= YOUR OBJECTIVE =
A word-for-word copy of the entries below is required.

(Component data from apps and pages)
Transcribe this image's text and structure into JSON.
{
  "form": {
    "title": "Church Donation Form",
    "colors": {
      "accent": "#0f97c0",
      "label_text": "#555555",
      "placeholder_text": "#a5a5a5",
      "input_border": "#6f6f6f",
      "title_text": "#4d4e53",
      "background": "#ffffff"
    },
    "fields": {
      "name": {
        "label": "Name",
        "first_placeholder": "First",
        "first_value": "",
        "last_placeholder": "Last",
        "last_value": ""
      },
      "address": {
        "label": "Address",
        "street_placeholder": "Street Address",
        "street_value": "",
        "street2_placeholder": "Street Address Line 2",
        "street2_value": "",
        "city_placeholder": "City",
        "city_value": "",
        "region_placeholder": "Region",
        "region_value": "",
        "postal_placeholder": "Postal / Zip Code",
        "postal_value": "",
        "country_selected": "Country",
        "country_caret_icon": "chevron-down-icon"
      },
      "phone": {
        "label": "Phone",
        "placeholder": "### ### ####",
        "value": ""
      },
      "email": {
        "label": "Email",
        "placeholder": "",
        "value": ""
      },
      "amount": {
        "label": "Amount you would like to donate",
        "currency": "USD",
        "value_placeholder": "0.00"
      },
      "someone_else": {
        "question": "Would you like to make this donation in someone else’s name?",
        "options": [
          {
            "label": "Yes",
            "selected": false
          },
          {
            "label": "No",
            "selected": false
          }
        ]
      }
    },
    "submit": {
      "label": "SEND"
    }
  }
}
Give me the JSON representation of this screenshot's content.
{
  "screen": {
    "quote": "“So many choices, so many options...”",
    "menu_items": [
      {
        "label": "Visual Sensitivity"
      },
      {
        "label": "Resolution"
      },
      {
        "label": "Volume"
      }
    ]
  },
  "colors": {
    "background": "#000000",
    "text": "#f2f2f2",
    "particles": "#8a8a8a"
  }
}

= RESULT OF THE EXERCISE =
Transcribe this image's text and structure into JSON.
{
  "form": {
    "title": "Church Donation Form",
    "colors": {
      "accent": "#0f97c0",
      "label_text": "#555555",
      "placeholder_text": "#a5a5a5",
      "input_border": "#6f6f6f",
      "title_text": "#4d4e53",
      "background": "#ffffff"
    },
    "fields": {
      "name": {
        "label": "Name",
        "first_placeholder": "First",
        "first_value": "",
        "last_placeholder": "Last",
        "last_value": ""
      },
      "address": {
        "label": "Address",
        "street_placeholder": "Street Address",
        "street_value": "",
        "street2_placeholder": "Street Address Line 2",
        "street2_value": "",
        "city_placeholder": "City",
        "city_value": "",
        "region_placeholder": "Region",
        "region_value": "",
        "postal_placeholder": "Postal / Zip Code",
        "postal_value": "",
        "country_selected": "Country",
        "country_caret_icon": "chevron-down-icon"
      },
      "phone": {
        "label": "Phone",
        "placeholder": "### ### ####",
        "value": ""
      },
      "email": {
        "label": "Email",
        "placeholder": "",
        "value": ""
      },
      "amount": {
        "label": "Amount you would like to donate",
        "currency": "USD",
        "value_placeholder": "0.00"
      },
      "someone_else": {
        "question": "Would you like to make this donation in someone else’s name?",
        "options": [
          {
            "label": "Yes",
            "selected": false
          },
          {
            "label": "No",
            "selected": false
          }
        ]
      }
    },
    "submit": {
      "label": "SEND"
    }
  }
}
Give me the JSON representation of this screenshot's content.
{
  "screen": {
    "quote": "“So many choices, so many options...”",
    "menu_items": [
      {
        "label": "Visual Sensitivity"
      },
      {
        "label": "Resolution"
      },
      {
        "label": "Volume"
      }
    ]
  },
  "colors": {
    "background": "#000000",
    "text": "#f2f2f2",
    "particles": "#8a8a8a"
  }
}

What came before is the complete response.